OMMS Business Partner Ticket Date: ________________ Student Name __________________________________ For Demonstrating: Safety EthicsRespect (Circle the trait you observed) Comments: ___________________________________________ Authorized Signature: ____________________________________ Business Name: ________________________________________ Colorado 5/06
Data & Outcomes
Elementary School Suspension Rate
NC Positive Behavior Support Initiative Dr. Bob Algozzine Schools w/ Low ODRs & High Academic Outcomes Office Discipline Referrals per 100 Students Proportion of Students Meeting State Academic Standard
80% students responding!
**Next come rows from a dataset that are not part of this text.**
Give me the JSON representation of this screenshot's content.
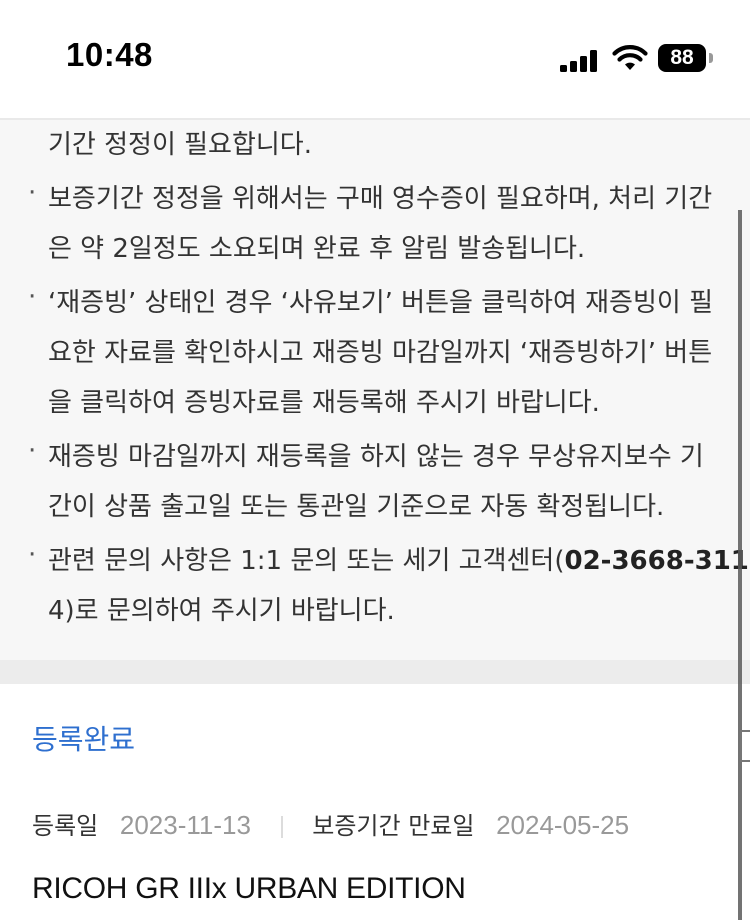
{
  "status_bar": {
    "time": "10:48",
    "battery": "88"
  },
  "notice": {
    "lines": [
      "기간 정정이 필요합니다.",
      "보증기간 정정을 위해서는 구매 영수증이 필요하며, 처리 기간",
      "은 약 2일정도 소요되며 완료 후 알림 발송됩니다.",
      "‘재증빙’ 상태인 경우 ‘사유보기’ 버튼을 클릭하여 재증빙이 필",
      "요한 자료를 확인하시고 재증빙 마감일까지 ‘재증빙하기’ 버튼",
      "을 클릭하여 증빙자료를 재등록해 주시기 바랍니다.",
      "재증빙 마감일까지 재등록을 하지 않는 경우 무상유지보수 기",
      "간이 상품 출고일 또는 통관일 기준으로 자동 확정됩니다.",
      "관련 문의 사항은 1:1 문의 또는 세기 고객센터(",
      "4)로 문의하여 주시기 바랍니다."
    ],
    "phone_part1": "02-3668-311",
    "bullet": "·"
  },
  "registration": {
    "status": "등록완료",
    "registered_label": "등록일",
    "registered_date": "2023-11-13",
    "warranty_label": "보증기간 만료일",
    "warranty_date": "2024-05-25",
    "product_name": "RICOH GR IIIx URBAN EDITION"
  }
}
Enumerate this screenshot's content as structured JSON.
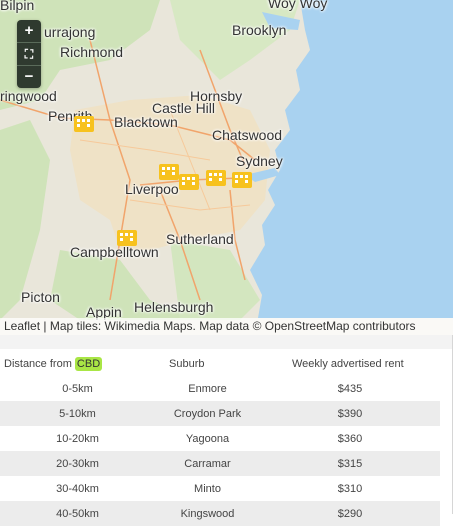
{
  "map": {
    "places": [
      {
        "key": "bilpin",
        "name": "Bilpin"
      },
      {
        "key": "kurrajong",
        "name": "urrajong"
      },
      {
        "key": "richmond",
        "name": "Richmond"
      },
      {
        "key": "springwood",
        "name": "ringwood"
      },
      {
        "key": "penrith",
        "name": "Penrith"
      },
      {
        "key": "blacktown",
        "name": "Blacktown"
      },
      {
        "key": "castlehill",
        "name": "Castle Hill"
      },
      {
        "key": "hornsby",
        "name": "Hornsby"
      },
      {
        "key": "brooklyn",
        "name": "Brooklyn"
      },
      {
        "key": "woywoy",
        "name": "Woy Woy"
      },
      {
        "key": "chatswood",
        "name": "Chatswood"
      },
      {
        "key": "sydney",
        "name": "Sydney"
      },
      {
        "key": "liverpool",
        "name": "Liverpoo"
      },
      {
        "key": "sutherland",
        "name": "Sutherland"
      },
      {
        "key": "campbelltown",
        "name": "Campbelltown"
      },
      {
        "key": "picton",
        "name": "Picton"
      },
      {
        "key": "appin",
        "name": "Appin"
      },
      {
        "key": "helensburgh",
        "name": "Helensburgh"
      }
    ],
    "zoom": {
      "in_label": "+",
      "fullscreen_label": "⛶",
      "out_label": "−"
    },
    "marker_icon": "building-marker-icon",
    "attribution": {
      "leaflet": "Leaflet",
      "separator": " | ",
      "text": "Map tiles: Wikimedia Maps. Map data © OpenStreetMap contributors"
    },
    "colors": {
      "sea": "#a9d2f0",
      "land": "#e9e6da",
      "green": "#cfe3b9",
      "marker": "#f7c21e"
    }
  },
  "table": {
    "headers": {
      "distance_prefix": "Distance from ",
      "distance_highlight": "CBD",
      "suburb": "Suburb",
      "rent": "Weekly advertised rent"
    },
    "rows": [
      {
        "distance": "0-5km",
        "suburb": "Enmore",
        "rent": "$435"
      },
      {
        "distance": "5-10km",
        "suburb": "Croydon Park",
        "rent": "$390"
      },
      {
        "distance": "10-20km",
        "suburb": "Yagoona",
        "rent": "$360"
      },
      {
        "distance": "20-30km",
        "suburb": "Carramar",
        "rent": "$315"
      },
      {
        "distance": "30-40km",
        "suburb": "Minto",
        "rent": "$310"
      },
      {
        "distance": "40-50km",
        "suburb": "Kingswood",
        "rent": "$290"
      }
    ],
    "colors": {
      "highlight": "#a9e645",
      "row_alt": "#ececec"
    }
  }
}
National ODR/ISS/OSS July 2008 K # Sch # Std781,546311,725161,182 # ODR423,647414,716235,279 ISS# Evnt638 avg/100# Day OSS# Evnt63024 avg/100# Day # Expl ,254,453 1,073,642
84% 58% 11% 22% 05% 20%
88%69% 08% 17% 04% 14%
July 2, 2008 ODR rates vary by level
July 2, 2008
What does SWPBS look like? >80% of students can tell you what is expected of them & give behavioral example because they have been taught, actively supervised, practiced, & acknowledged. Positive adult-to-student interactions exceed negative Function based behavior support is foundation for addressing problem behavior. Data- & team-based action planning & implementation are operating. Administrators are active participants. Full continuum of behavior support is available to all students
SETTING All Settings HallwaysPlaygroundsCafeteria Library/ Comput er Lab AssemblyBus Respect Ourselves Be on task. Give your best effort. Be prepare d. Walk.Have a plan. Eat all your food. Select healthy foods. Study, read, comput e. Sit in one spot. Watch for your stop. Respect Others Be kind. Hands/f eet to self. Help/sha re with others. Use normal voice volume. Walk to right. Play safe. Include others. Share equipment. Practice good table manners Whispe r. Return books. Listen/watc h. Use appropriate applause. Use a quiet voice. Stay in your seat. Respect Property Recycle. Clean up after self. Pick up litter. Maintain physical space. Use equipment properly. Put litter in garbage can. Replace trays & utensils. Clean up eating area. Push in chairs. Treat books carefull y. Pick up. Treat chairs appropriate ly. Wipe your feet. Sit appropriat ely.